My tutor recommended looking into the critical theory of the Gaze. I wasn’t familiar with this theory and my tutor warned it was quite heavy.
Before beginning the article I thought of what the the verb ‘gaze’ conjured up. It can be to look intently at something. To be scrutinised severely. To lay your eyes upon something truly magnificent. To stare seems more powerful than to gaze However, after an in depth study there are far more connotations of meaning relating to gaze. There generally aren’t pleasant connotations of the word stare. You would stare at someone you were suspicious of, something you were alarmed by. To gaze however is something more powerful, relaxed or romantic, something that might take longer or be more general in a sweeping way. One would gaze at a sublime view, their true love, they may even gaze longingly at their meal in a elegant restaurant. From an art POV, I assumed we would be looking into the effect of gazing at the cinema screen or a painting. Such as the theory in The Power of Movies where Colin McGinn likens watching cinema to gazing into a new dimension.
I read the article here
It was very informative and interesting reading the article. I have ventured into the psychology of photography but philosophy is something I haven’t considered as such. I will research more into this in the next part of the course. The article showed how the word gaze is used in art forms. It explored the many synonyms of the word and investigated how it could be perceived. Each paragraph asked questions, focusing on a different subject each time.
“In this painting, the spectator himself becomes the subject of the painting, captured by the gaze of the painter insofar as he remains a spectator gazing at the painting. As the spectator thus becomes part of the spectacle the “observer and the observed take part in a ceaseless exchange. No gaze is stable…subject and object, spectator and model reverse their roles into infinity.”2 The interplay (or communication) between the two gazes thus blurs the boundaries between the two roles until it becomes unclear who exactly is gazing at whom; the gaze becomes a mode of interaction between spectator and the work of art.”
With this statement it is suggesting that the power of the gaze is so intense that the viewer abruptly becomes part of the painting. Almost as though the artist realised the full power of the painting would only be created on human contact. Though all art only comes alive with this contact.
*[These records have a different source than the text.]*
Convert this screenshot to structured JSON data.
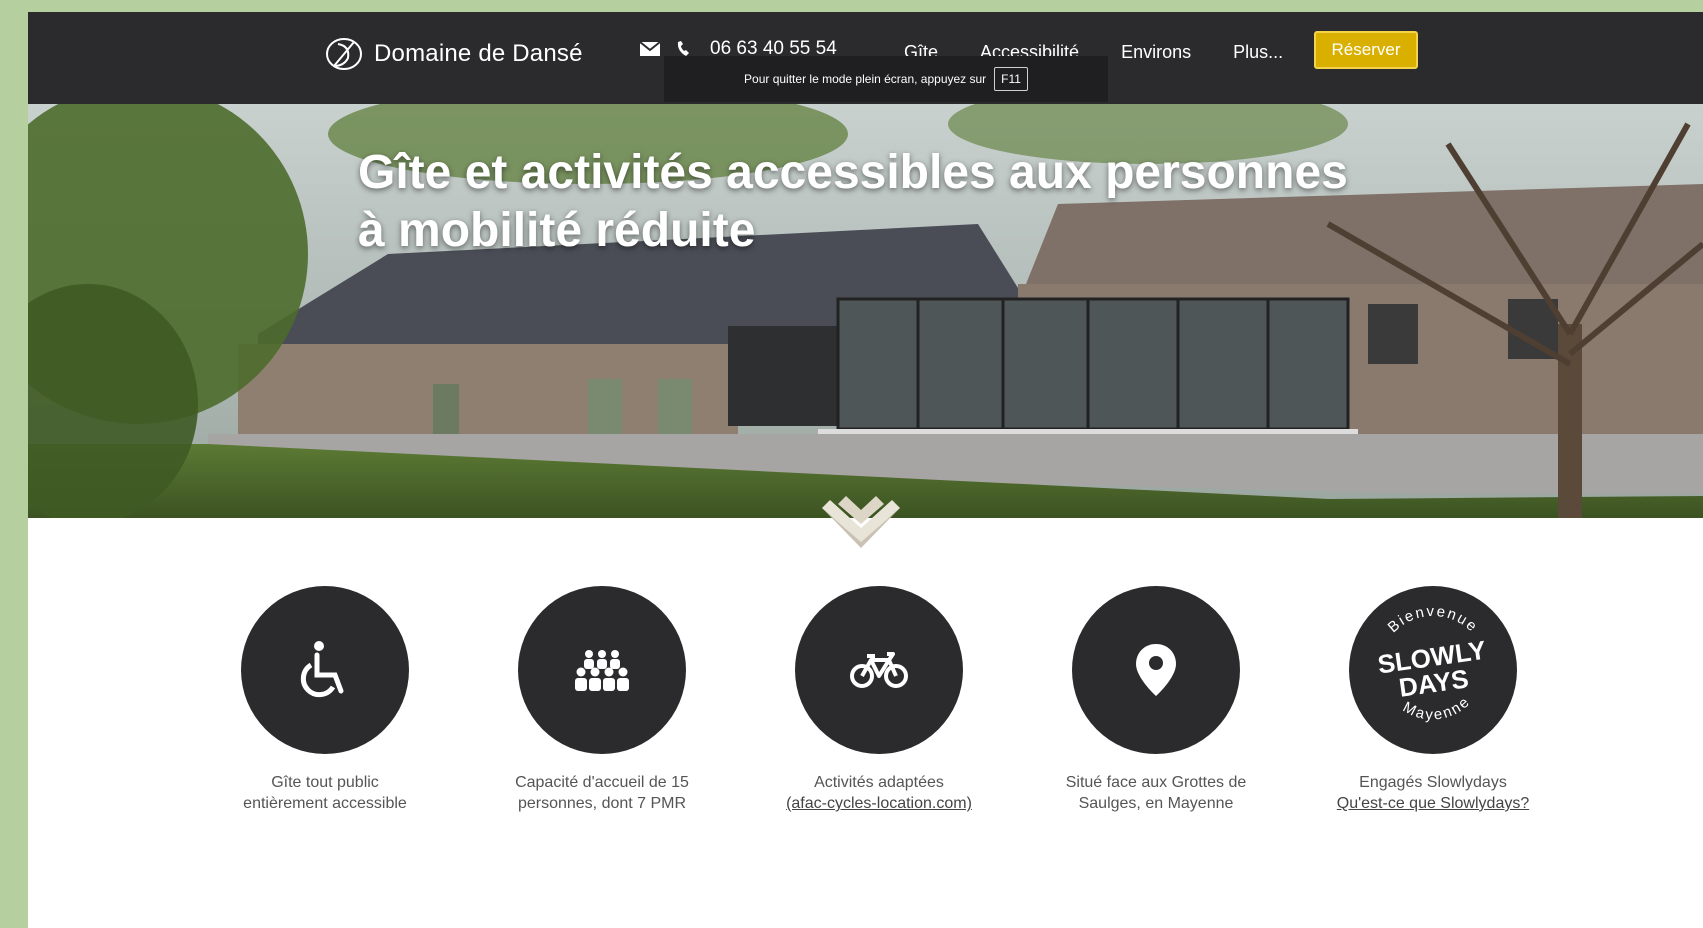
{
  "navbar": {
    "brand": "Domaine de Dansé",
    "phone": "06 63 40 55 54",
    "links": [
      "Gîte",
      "Accessibilité",
      "Environs",
      "Plus..."
    ],
    "cta": "Réserver",
    "fullscreen_notice": "Pour quitter le mode plein écran, appuyez sur",
    "fullscreen_key": "F11"
  },
  "hero": {
    "title_line1": "Gîte et activités accessibles aux personnes",
    "title_line2": "à mobilité réduite"
  },
  "features": [
    {
      "icon": "wheelchair-icon",
      "line1": "Gîte tout public",
      "line2": "entièrement accessible"
    },
    {
      "icon": "group-icon",
      "line1": "Capacité d'accueil de 15",
      "line2": "personnes, dont 7 PMR"
    },
    {
      "icon": "bicycle-icon",
      "line1": "Activités adaptées",
      "link": "(afac-cycles-location.com)"
    },
    {
      "icon": "location-pin-icon",
      "line1": "Situé face aux Grottes de",
      "line2": "Saulges, en Mayenne"
    },
    {
      "icon": "slowlydays-logo",
      "line1": "Engagés Slowlydays",
      "link": "Qu'est-ce que Slowlydays?",
      "logo_top": "Bienvenue",
      "logo_main1": "SLOWLY",
      "logo_main2": "DAYS",
      "logo_bottom": "Mayenne"
    }
  ],
  "colors": {
    "dark": "#2b2a2c",
    "accent": "#d9b000",
    "page_bg": "#b5cf9f"
  }
}
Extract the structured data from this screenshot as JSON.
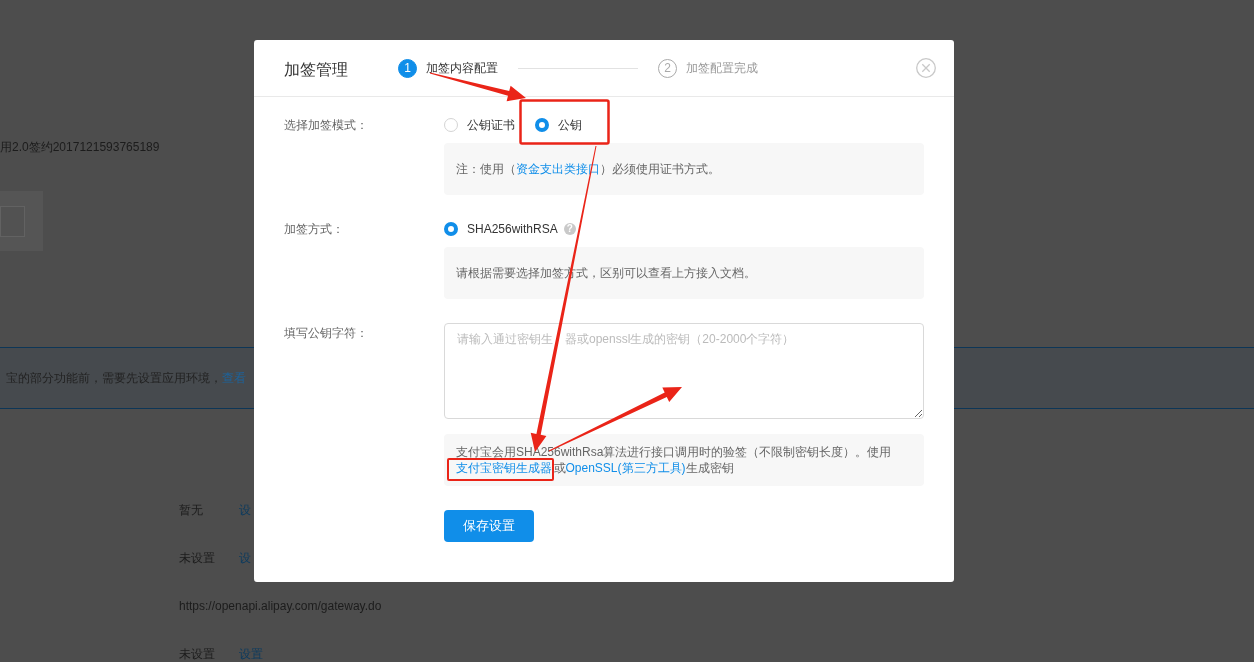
{
  "background_page": {
    "app_caption": "用2.0签约2017121593765189",
    "notice": {
      "text": "宝的部分功能前，需要先设置应用环境，",
      "link": "查看"
    },
    "settings_rows": [
      {
        "value": "暂无",
        "link": "设"
      },
      {
        "value": "未设置",
        "link": "设"
      },
      {
        "value": "https://openapi.alipay.com/gateway.do"
      },
      {
        "value": "未设置",
        "link": "设置"
      }
    ]
  },
  "dialog": {
    "title": "加签管理",
    "steps": [
      {
        "number": "1",
        "label": "加签内容配置",
        "selected": true
      },
      {
        "number": "2",
        "label": "加签配置完成",
        "selected": false
      }
    ],
    "form": [
      {
        "kind": "radio",
        "label": "选择加签模式：",
        "options": [
          {
            "label": "公钥证书",
            "selected": false
          },
          {
            "label": "公钥",
            "selected": true
          }
        ],
        "note": [
          {
            "kind": "text",
            "text": "注：使用（"
          },
          {
            "kind": "link",
            "text": "资金支出类接口",
            "highlighted": false
          },
          {
            "kind": "text",
            "text": "）必须使用证书方式。"
          }
        ]
      },
      {
        "kind": "radio",
        "label": "加签方式：",
        "options": [
          {
            "label": "SHA256withRSA",
            "selected": true,
            "help": "?"
          }
        ],
        "note": [
          {
            "kind": "text",
            "text": "请根据需要选择加签方式，区别可以查看上方接入文档。"
          }
        ]
      },
      {
        "kind": "textarea",
        "label": "填写公钥字符：",
        "placeholder": "请输入通过密钥生　器或openssl生成的密钥（20-2000个字符）",
        "note": [
          {
            "kind": "text",
            "text": "支付宝会用SHA256withRsa算法进行接口调用时的验签（不限制密钥长度）。使用"
          },
          {
            "kind": "link",
            "text": "支付宝密钥生成器",
            "highlighted": true
          },
          {
            "kind": "text",
            "text": "或"
          },
          {
            "kind": "link",
            "text": "OpenSSL(第三方工具)",
            "highlighted": false
          },
          {
            "kind": "text",
            "text": "生成密钥"
          }
        ]
      }
    ],
    "save_button": "保存设置"
  },
  "annotations": [
    {
      "kind": "arrow"
    },
    {
      "kind": "frame"
    },
    {
      "kind": "arrow"
    },
    {
      "kind": "arrow"
    }
  ]
}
That said you could imagine a painting left in the attic, it’s eyes staring out of the painting, perhaps something worthy of a horror movie or to portray something nostalgic.
This suggests that the viewer is a removable part of the art. Thinking about this, could one say that we are the one gazing or the one being gazed at. Just because one object may be in the real world and another in a two dimensional form is the power any more less powerful from that of the two dimensional being. Such as the intense stare of a subject in a painting.
I bring attention here to the quote in Doctor Who in which Amy Pond, one of the main protagonists, was trapped in a trailer with the deadly Weeping Angel. The weeping angel is a creature that you will never see move. Instead whenever you blink it moves violently fast so it is suddenly much closer. The only way in which to beat this creature was to keep eye contact and not blink. “The eyes are the window to the soul.” However later this is turned on it’s head as the Doctor realises, ‘The eyes are not the windows to the soul they are the doors,” and in this they have possessed her with this gaze. The intensity of the gaze between painting and viewer could be irrevocably linked as they become petrified. Indeed the article states “there is a perverse pleasure in looking and not being able to look away. Much like the gaze of Medusa turned the onlooker into stone, so too does the image hold the power to immobilize its viewer.” This makes the connection of a painting and viewer almost mystical, ethereal, of ascending to another dimension for the moment frozen in time.
The Male Gaze
The article delves further into the gaze from both genders. Laura Mulvey a British feminist film theorist saw, “that the cinema is the medium for male subjects to further exert their mastery over female objects, identifying with the dominant gaze of the camera.”
This opens all new pathways from the generic gaze to the Male Gaze which has been studied in great depth. It suggests that the ‘male gaze strips all identity and humanity from the woman on screen, rendering them as an object for the male gaze to ravish. When you read the percentage of how around only 16% of characters in the movies are female does this suggest that the cinema is made purely for the enjoyment and sexual satisfaction of men. Mulvey argues that women serve for only two functions, of an erotic subject to be enjoyed in the narrative and also for the viewers. Nowadays with feminism and equal rights we see more feminine heroes in roles usually played by the opposite sex. Katnis in the Hunger Games, Tris Prior in Divergent and Rey in Star Wars, the Force Awakens. See my piece on Feminism in StarWars
All are good examples of strong female characters, they become characters to look up to and transcend beyond the movie screen.
It is believed that watching movies is a Socophilia practise, love of watching. However the way it is described makes cinema feel like something distasteful, that people who go to the cinema are going for voyeuristic reasons. When in actual fact we all go to the cinema or watch a movie for escapism, to see a good story. I do feel that the issues with investigation of theories such as this is that some seek to over sexualise every situation. Why can’t going to the cinema be seen as something innocent?
There are even those that see the gaze as unseeing. Becoming more blind the more one forces themselves to see the painting.
In conclusion it is clear that the gaze is a very powerful force, drawing the viewer into participating in the painting or movie, albeit it often unintentionally. The gaze can be interpreted by each individual person in a different way however the power of the gaze will always latch onto the viewer. I will finish this off with a thought from the photographer Michael Freeman, who says that the human eye is always irrevocably drawn to another person in a photo, painting or video no matter how small or seemingly unapparent that person is. People are drawn to people thus we will always interact with another person in a painting and one of the most intense ways of this is to have the eyes meet. To gaze upon one another.